They've traded uniforms, Lopes the former Dodger is a Phillies coach, Bowa the former Phillie is a Dodgers coach. Their teams worked out Wednesday in preparation for Thursday night's opener of the National League Championship Series, and the obvious storyline was to have the pair pick up the debate about the controversial play in the 1977 NLCS.
It was Game 3, two outs, top of the ninth, one run in, Gene Garber pitching and Manny Mota on third. Lopes hit a grounder to third that hit a seam in the artificial turf at Veterans Stadium, deflected off third baseman Mike Schmidt's glove and was grabbed barehanded by shortstop Bowa, who threw to first. Umpire Bruce Froemming called Lopes safe, but replays from all angles indicated he was out.

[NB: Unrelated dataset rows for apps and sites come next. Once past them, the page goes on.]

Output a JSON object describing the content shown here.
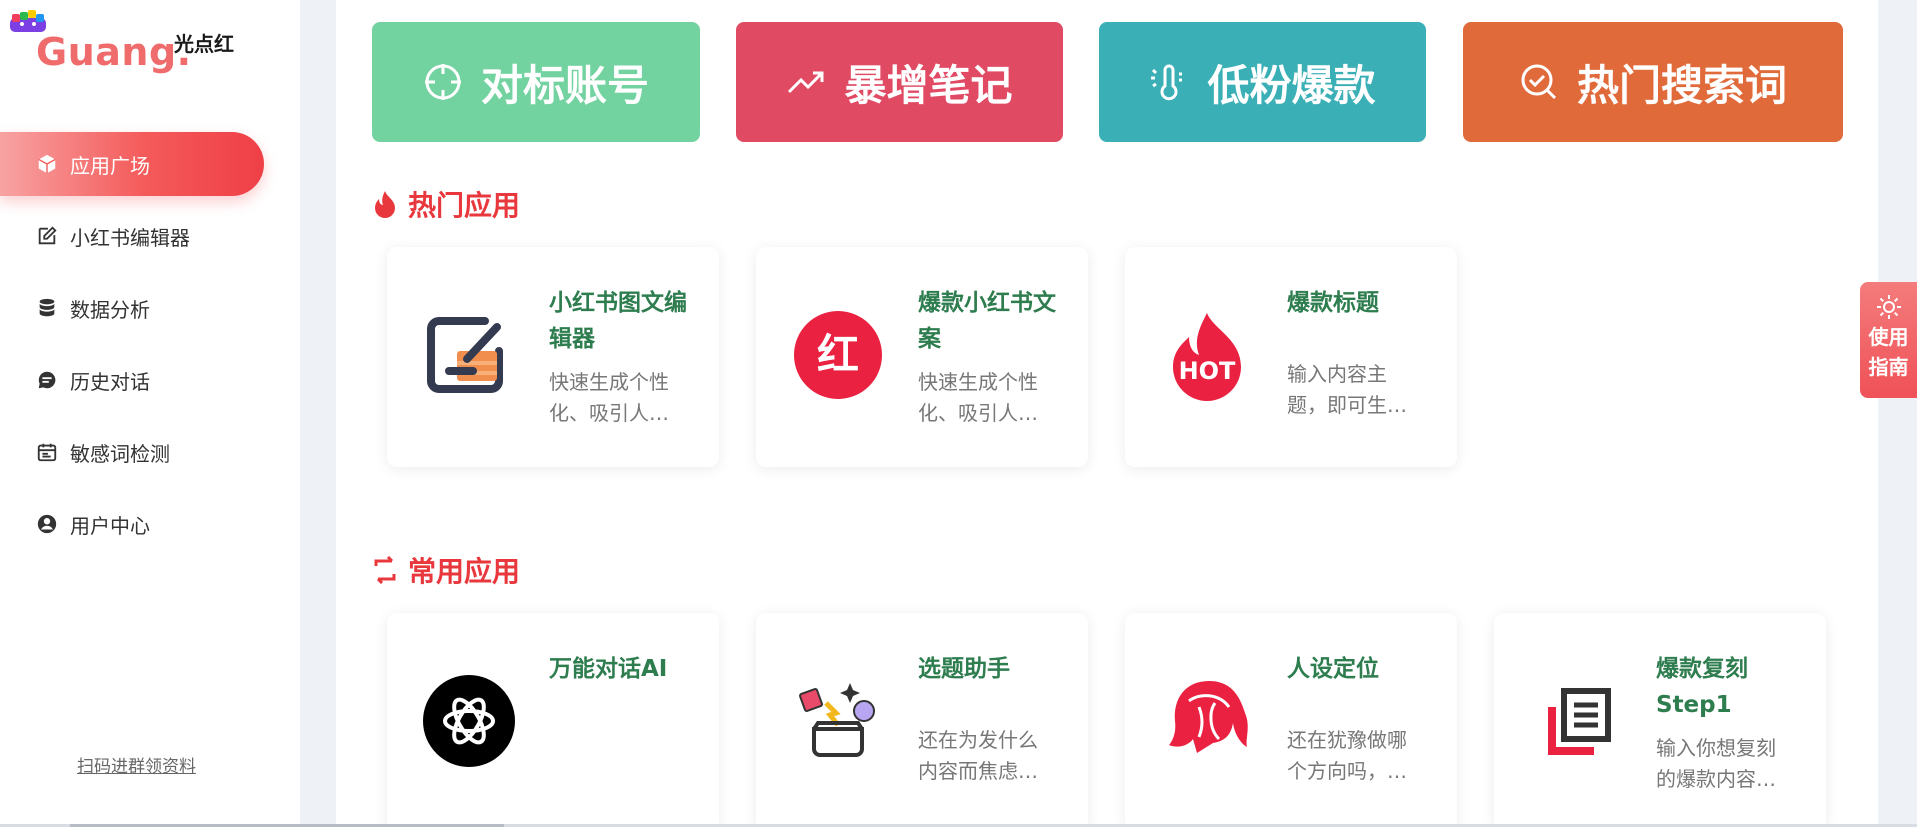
{
  "brand": {
    "logo": "Guang.",
    "subtitle": "光点红"
  },
  "sidebar": {
    "items": [
      {
        "label": "应用广场",
        "icon": "cube-icon",
        "active": true
      },
      {
        "label": "小红书编辑器",
        "icon": "edit-icon"
      },
      {
        "label": "数据分析",
        "icon": "database-icon"
      },
      {
        "label": "历史对话",
        "icon": "chat-icon"
      },
      {
        "label": "敏感词检测",
        "icon": "calendar-icon"
      },
      {
        "label": "用户中心",
        "icon": "user-icon"
      }
    ],
    "footer_link": "扫码进群领资料"
  },
  "quick_actions": [
    {
      "label": "对标账号",
      "icon": "crosshair-icon",
      "color": "#73d3a0"
    },
    {
      "label": "暴增笔记",
      "icon": "trending-up-icon",
      "color": "#e04a63"
    },
    {
      "label": "低粉爆款",
      "icon": "thermometer-icon",
      "color": "#3aafb6"
    },
    {
      "label": "热门搜索词",
      "icon": "search-check-icon",
      "color": "#e06a3a"
    }
  ],
  "hot_apps": {
    "title": "热门应用",
    "cards": [
      {
        "title": "小红书图文编辑器",
        "desc": "快速生成个性化、吸引人…",
        "icon": "editor-app-icon"
      },
      {
        "title": "爆款小红书文案",
        "desc": "快速生成个性化、吸引人…",
        "icon": "hong-logo-icon"
      },
      {
        "title": "爆款标题",
        "desc": "输入内容主题，即可生…",
        "icon": "hot-flame-icon"
      }
    ]
  },
  "common_apps": {
    "title": "常用应用",
    "cards": [
      {
        "title": "万能对话AI",
        "desc": "",
        "icon": "openai-icon"
      },
      {
        "title": "选题助手",
        "desc": "还在为发什么内容而焦虑…",
        "icon": "topic-helper-icon"
      },
      {
        "title": "人设定位",
        "desc": "还在犹豫做哪个方向吗，…",
        "icon": "persona-icon"
      },
      {
        "title": "爆款复刻Step1",
        "desc": "输入你想复刻的爆款内容…",
        "icon": "copy-document-icon"
      }
    ]
  },
  "guide": {
    "label_line1": "使用",
    "label_line2": "指南",
    "icon": "sun-icon"
  }
}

Mota scored the tying run, and Bill Russell ultimately knocked in Lopes with a single for the 6-5 win. The next night, Tommy John defeated Steve Carlton in the pouring rain to win the series, 3-1.

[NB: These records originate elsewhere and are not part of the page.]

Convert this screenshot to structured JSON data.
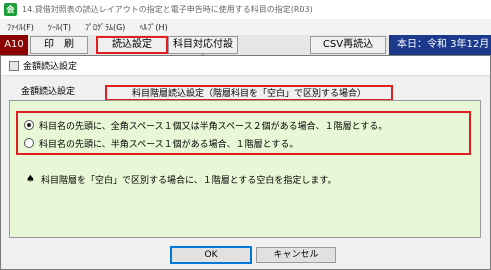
{
  "window": {
    "icon_label": "会",
    "title": "14.貸借対照表の読込レイアウトの指定と電子申告時に使用する科目の指定(R03)"
  },
  "menu": [
    "ﾌｧｲﾙ(F)",
    "ﾂｰﾙ(T)",
    "ﾌﾟﾛｸﾞﾗﾑ(G)",
    "ﾍﾙﾌﾟ(H)"
  ],
  "toolbar": {
    "code": "A10",
    "print": "印　刷",
    "read_settings": "読込設定",
    "subject_table_settings": "科目対応付設定",
    "csv_reread": "CSV再読込",
    "date": "本日：令和 3年12月"
  },
  "dialog": {
    "title": "金額読込設定",
    "tab_amount": "金額読込設定",
    "tab_hierarchy": "科目階層読込設定（階層科目を「空白」で区別する場合）",
    "options": [
      "科目名の先頭に、全角スペース１個又は半角スペース２個がある場合、１階層とする。",
      "科目名の先頭に、半角スペース１個がある場合、１階層とする。"
    ],
    "selected_option": 0,
    "note_icon": "spade-icon",
    "note": "科目階層を「空白」で区別する場合に、１階層とする空白を指定します。",
    "ok": "OK",
    "cancel": "キャンセル"
  }
}
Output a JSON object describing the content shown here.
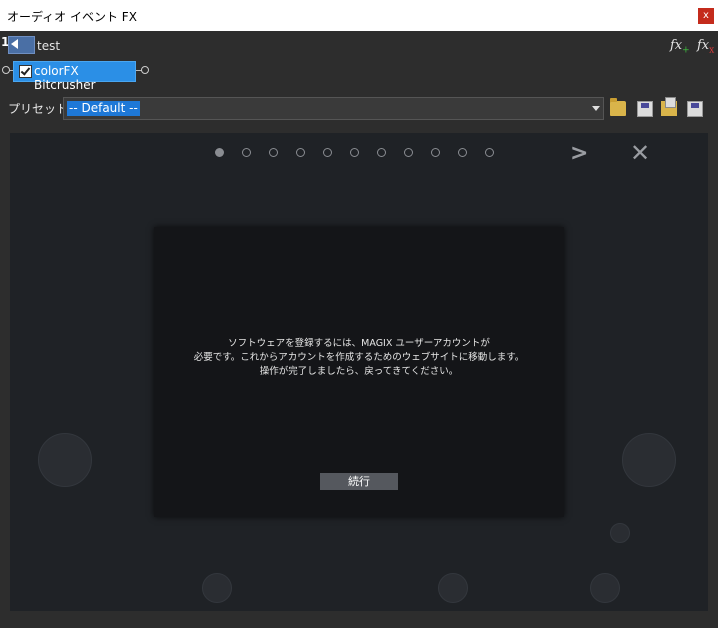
{
  "window": {
    "title": "オーディオ イベント FX",
    "close_label": "x"
  },
  "chain": {
    "track_number": "1",
    "track_name": "test",
    "plugin_name": "colorFX Bitcrusher",
    "plugin_enabled": true,
    "add_fx_label": "fx",
    "remove_fx_label": "fx"
  },
  "preset": {
    "label": "プリセット:",
    "selected": "-- Default --"
  },
  "plugin_panel": {
    "page_count": 11,
    "active_page": 1,
    "next_label": ">",
    "close_label": "✕"
  },
  "dialog": {
    "message_lines": [
      "ソフトウェアを登録するには、MAGIX ユーザーアカウントが",
      "必要です。これからアカウントを作成するためのウェブサイトに移動します。",
      "操作が完了しましたら、戻ってきてください。"
    ],
    "continue_label": "続行"
  },
  "icons": {
    "preset_open": "folder-icon",
    "preset_save": "save-icon",
    "preset_save_as": "save-as-icon",
    "preset_save_all": "save-all-icon"
  },
  "colors": {
    "accent": "#2b8fe6",
    "selection": "#1e78d7",
    "panel_bg": "#1f2226",
    "dialog_bg": "#141518"
  }
}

"I know Davey says let it go. But he was out," said Bowa, who also managed the Phillies. "He knows he was out, and he can go look at that all day. One hundred thousand times he was out."
"Why should I admit it?" asked Lopes. "To tell you the truth, I've never seen the play, don't want to see the play, why Larry keeps dwelling on it I have no clue. I'll be honest with you; we've got another game to play, do we not? So what's the problem? Did they give up? Is that what he's telling me, he gave up the next day? Or did Tommy John just throw too many sinkers for him and that's why we won?
"It wasn't the last game. They had plenty of opportunities to turn and reverse that. They didn't do it. So stop crying and get over it and move on. No, because they're trying to say that play cost them going to the World Series. Is that what they're saying? But what about the next day? That's what I'm trying to say. The game did not end that particular inning, that particular day. I mean, they had the chance to regroup and come out and kick our butts the next day, but they didn't do it. They did not do it. It wasn't a one-game elimination type thing.
"And that's what I don't understand. I think that's just poor rationalization on whomever is talking about it. Mainly the players over the years, and just afraid to admit they got beat by a better team that particular time. That's what it was. It wasn't just that one play."
Ken Gurnick is a reporter for MLB.com. This story was not subject to the approval of Major League Baseball or its clubs.